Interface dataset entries

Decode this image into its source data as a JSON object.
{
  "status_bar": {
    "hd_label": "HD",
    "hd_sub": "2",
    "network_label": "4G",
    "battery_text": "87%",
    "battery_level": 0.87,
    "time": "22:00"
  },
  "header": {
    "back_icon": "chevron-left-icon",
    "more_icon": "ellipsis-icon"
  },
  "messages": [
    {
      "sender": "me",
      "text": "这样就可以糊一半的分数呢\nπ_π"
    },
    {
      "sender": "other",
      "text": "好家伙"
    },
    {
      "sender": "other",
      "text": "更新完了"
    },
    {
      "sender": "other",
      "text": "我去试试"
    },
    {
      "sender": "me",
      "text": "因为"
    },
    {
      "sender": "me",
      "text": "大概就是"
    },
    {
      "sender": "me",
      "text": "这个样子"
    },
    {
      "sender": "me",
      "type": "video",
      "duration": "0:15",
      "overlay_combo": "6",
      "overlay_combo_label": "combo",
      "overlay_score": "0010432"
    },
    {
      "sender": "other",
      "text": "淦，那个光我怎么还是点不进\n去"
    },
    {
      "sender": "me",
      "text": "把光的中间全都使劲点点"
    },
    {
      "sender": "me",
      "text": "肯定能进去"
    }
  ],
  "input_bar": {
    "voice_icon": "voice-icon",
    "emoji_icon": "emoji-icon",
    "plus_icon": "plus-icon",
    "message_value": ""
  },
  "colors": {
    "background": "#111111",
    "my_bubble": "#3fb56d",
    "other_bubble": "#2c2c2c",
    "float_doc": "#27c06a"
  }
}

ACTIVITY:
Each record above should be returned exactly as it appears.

FINISHED EXERCISE:
Decode this image into its source data as a JSON object.
{
  "status_bar": {
    "hd_label": "HD",
    "hd_sub": "2",
    "network_label": "4G",
    "battery_text": "87%",
    "battery_level": 0.87,
    "time": "22:00"
  },
  "header": {
    "back_icon": "chevron-left-icon",
    "more_icon": "ellipsis-icon"
  },
  "messages": [
    {
      "sender": "me",
      "text": "这样就可以糊一半的分数呢\nπ_π"
    },
    {
      "sender": "other",
      "text": "好家伙"
    },
    {
      "sender": "other",
      "text": "更新完了"
    },
    {
      "sender": "other",
      "text": "我去试试"
    },
    {
      "sender": "me",
      "text": "因为"
    },
    {
      "sender": "me",
      "text": "大概就是"
    },
    {
      "sender": "me",
      "text": "这个样子"
    },
    {
      "sender": "me",
      "type": "video",
      "duration": "0:15",
      "overlay_combo": "6",
      "overlay_combo_label": "combo",
      "overlay_score": "0010432"
    },
    {
      "sender": "other",
      "text": "淦，那个光我怎么还是点不进\n去"
    },
    {
      "sender": "me",
      "text": "把光的中间全都使劲点点"
    },
    {
      "sender": "me",
      "text": "肯定能进去"
    }
  ],
  "input_bar": {
    "voice_icon": "voice-icon",
    "emoji_icon": "emoji-icon",
    "plus_icon": "plus-icon",
    "message_value": ""
  },
  "colors": {
    "background": "#111111",
    "my_bubble": "#3fb56d",
    "other_bubble": "#2c2c2c",
    "float_doc": "#27c06a"
  }
}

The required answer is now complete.